In terms of the FA observations, the shape of the lesion, the staining and leakage at margins of the active lesion, and the expansion toward the leakage point is consistent with macular serpiginous choroiditis and SLC.(4,17) However, the active lesion was not at the margins of the established lesion, as is commonly observed in serpiginous choroidopathies or SLC.

Any serpiginous choroiditis involving the fovea has an unfavorable visual outcome.(4) Lesions remain for several months and leave dense scar tissue when they finally become inactive.(4,17,20) In our case, there was full visual recovery by day 25 of follow-up, and the lesion had become inactive. Overall, the most distinguishing features of this case were fast recovery of visual acuity, resolution of OCT abnormalities, and inactivation of lesions without any treatment, which feature is not typical macular serpiginous choroiditis or SLC.

Although in this case an inflammatory self-limiting process seems the most likely explanation for our patient’s clinical course, a tuberculosis-related pathophysiology cannot be ruled out. Both SLC and macular serpiginous choroiditis can be induced by tuberculosis; however, with the absence of a multifocal lesion and/or vitritis, that is, signs more commonly observed in SLC, macular serpiginous choroiditis seems more likely. Studies have shown that an isolated positive PPD test has a very low predictive value in ascertaining the role of tuberculosis in countries endemic for the disease.(21) Therefore, the results of a PPD test should be interpreted cautiously to avoid unnecessary treatments.

In a typical patient with ARPE, the primary site of involvement is the outer retina and the RPE. The retinal lesions usually show pigment stippling in the macular area, with a surrounding hypopigmented halo. On OCT, the lesion appears as an area of dome-shaped hyper-reflective depositions in the subfoveal area with disruption of the outer retinal layers; on FA, it shows a transmission defect, with no leakage.(6,9,13) The crucial point in diagnosing ARPE is the spontaneous and near-complete recovery of visual acuity and resolution of retinal lesions within a short timeframe, usually 1-3 months. On the other hand, in typical patients with serpiginous choroidopathies, the primary site of involvement is the choroid. These patients usually have retinal lesions with a serpiginous appearance that may be either bilateral or unilateral and solitary or multifocal. They show abnormalities in both the choroid and the overlying outer retina on OCT, including retinal edema and choroidal pointlike hyper-reflections. On FA, retinal lesions appear as hypofluorescent areas that stain or leak at the margins in the late phases. They usually require treatment with anti-inflammatory or anti-tuberculosis drugs (SLC) to hasten the progression and speed up the process of inactivation, which can take up to several months. Their natural course can vary, however, and in the absence of treatment they tend to relapse and extend their scar. With involvement of the fovea, the visual prognosis is usually poor.(2,3)
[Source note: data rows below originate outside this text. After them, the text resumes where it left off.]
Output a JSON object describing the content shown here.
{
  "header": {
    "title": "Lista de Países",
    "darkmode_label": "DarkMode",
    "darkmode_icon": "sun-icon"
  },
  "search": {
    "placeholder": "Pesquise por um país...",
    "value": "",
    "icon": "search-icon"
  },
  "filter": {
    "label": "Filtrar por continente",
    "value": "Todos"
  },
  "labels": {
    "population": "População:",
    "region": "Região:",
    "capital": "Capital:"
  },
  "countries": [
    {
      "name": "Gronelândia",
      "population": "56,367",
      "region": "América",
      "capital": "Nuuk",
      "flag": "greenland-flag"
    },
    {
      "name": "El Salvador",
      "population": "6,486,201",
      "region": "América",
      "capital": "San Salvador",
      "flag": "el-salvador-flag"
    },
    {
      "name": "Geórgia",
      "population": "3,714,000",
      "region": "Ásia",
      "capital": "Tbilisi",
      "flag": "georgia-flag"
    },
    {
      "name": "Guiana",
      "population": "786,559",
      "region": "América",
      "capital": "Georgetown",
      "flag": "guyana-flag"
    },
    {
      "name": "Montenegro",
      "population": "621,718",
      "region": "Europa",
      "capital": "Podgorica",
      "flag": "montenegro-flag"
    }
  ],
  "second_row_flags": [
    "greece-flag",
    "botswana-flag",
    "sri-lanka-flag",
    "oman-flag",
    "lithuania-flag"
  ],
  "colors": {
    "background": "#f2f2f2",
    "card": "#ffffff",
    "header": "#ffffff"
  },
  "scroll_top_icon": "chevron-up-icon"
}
Although the morphology in this case resembles that of macular serpiginous choroidopathy, the relatively fast recovery of function and structure made that diagnosis less likely. The presence of choroidal involvement and subretinal fluid, however, was atypical for other diagnoses, including Krill disease and AIM. Our case represents an atypical form of macular serpiginous choroidopathy, with a benign course.

The authors thank Dr. Alireza Khodabande, Faculty of Ophthalmology, Farabi Eye Hospital, Tehran University of Medical Sciences, for his insights on this case.